Dataset excerpts
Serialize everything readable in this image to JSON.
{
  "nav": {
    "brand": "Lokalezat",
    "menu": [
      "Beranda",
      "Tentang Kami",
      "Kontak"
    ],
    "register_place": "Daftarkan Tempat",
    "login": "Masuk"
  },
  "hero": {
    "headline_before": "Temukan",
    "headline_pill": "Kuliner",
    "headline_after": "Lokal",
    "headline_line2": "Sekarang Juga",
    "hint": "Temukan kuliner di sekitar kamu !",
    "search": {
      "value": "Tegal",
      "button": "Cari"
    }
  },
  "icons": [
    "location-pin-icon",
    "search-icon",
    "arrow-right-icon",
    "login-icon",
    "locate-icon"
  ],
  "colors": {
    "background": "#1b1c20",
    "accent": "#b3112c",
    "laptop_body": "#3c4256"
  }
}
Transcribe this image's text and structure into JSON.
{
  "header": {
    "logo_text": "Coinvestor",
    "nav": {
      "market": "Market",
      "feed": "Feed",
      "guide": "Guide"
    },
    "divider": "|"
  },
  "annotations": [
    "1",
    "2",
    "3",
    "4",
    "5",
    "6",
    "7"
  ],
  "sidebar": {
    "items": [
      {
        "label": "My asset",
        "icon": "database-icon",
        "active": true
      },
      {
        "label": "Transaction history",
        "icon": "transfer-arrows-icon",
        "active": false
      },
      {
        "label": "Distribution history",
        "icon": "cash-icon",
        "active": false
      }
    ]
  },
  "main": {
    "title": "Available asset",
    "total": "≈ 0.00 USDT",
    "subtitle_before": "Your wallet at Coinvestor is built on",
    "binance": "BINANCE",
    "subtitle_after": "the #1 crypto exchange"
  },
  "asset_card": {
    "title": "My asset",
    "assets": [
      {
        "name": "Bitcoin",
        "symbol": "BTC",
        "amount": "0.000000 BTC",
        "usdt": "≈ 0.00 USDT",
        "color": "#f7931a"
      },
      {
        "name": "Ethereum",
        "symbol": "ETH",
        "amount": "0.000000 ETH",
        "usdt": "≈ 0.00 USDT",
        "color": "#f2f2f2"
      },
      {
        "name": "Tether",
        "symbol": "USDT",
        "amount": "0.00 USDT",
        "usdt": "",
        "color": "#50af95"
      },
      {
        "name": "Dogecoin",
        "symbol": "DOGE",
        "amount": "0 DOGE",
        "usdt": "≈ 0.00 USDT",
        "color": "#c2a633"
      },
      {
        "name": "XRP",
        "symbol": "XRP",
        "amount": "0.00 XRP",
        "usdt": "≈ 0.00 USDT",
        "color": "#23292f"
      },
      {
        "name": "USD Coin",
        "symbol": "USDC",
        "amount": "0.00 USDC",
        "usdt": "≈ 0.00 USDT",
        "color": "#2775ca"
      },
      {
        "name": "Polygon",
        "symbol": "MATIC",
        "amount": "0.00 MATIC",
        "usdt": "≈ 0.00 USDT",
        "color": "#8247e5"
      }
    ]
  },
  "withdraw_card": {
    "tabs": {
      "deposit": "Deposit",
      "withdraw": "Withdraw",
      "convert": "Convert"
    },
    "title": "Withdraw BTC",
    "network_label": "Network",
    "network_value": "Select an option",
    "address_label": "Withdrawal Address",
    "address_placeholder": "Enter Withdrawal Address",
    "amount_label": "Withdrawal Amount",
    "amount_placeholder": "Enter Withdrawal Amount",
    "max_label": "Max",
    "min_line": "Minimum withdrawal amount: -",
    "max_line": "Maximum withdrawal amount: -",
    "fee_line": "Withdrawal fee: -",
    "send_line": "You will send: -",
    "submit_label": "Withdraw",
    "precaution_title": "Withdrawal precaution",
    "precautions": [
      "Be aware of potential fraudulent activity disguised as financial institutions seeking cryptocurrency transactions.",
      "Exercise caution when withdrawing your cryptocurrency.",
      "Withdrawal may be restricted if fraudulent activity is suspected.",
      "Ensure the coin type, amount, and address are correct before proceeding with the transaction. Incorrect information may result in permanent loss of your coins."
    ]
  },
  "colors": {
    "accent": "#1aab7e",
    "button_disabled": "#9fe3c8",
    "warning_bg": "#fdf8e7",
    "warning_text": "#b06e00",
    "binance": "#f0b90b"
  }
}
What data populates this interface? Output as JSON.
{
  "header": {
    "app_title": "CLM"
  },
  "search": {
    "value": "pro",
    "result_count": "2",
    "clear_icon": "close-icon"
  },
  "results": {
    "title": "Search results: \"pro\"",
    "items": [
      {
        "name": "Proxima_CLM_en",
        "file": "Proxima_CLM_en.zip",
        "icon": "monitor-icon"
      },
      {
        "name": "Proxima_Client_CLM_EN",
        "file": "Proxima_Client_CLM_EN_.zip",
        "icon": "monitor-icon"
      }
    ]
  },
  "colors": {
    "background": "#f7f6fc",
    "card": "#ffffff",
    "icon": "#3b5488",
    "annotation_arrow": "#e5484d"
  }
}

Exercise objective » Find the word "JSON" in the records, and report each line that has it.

Solution for this task »
Serialize everything readable in this image to JSON.
Transcribe this image's text and structure into JSON.
What data populates this interface? Output as JSON.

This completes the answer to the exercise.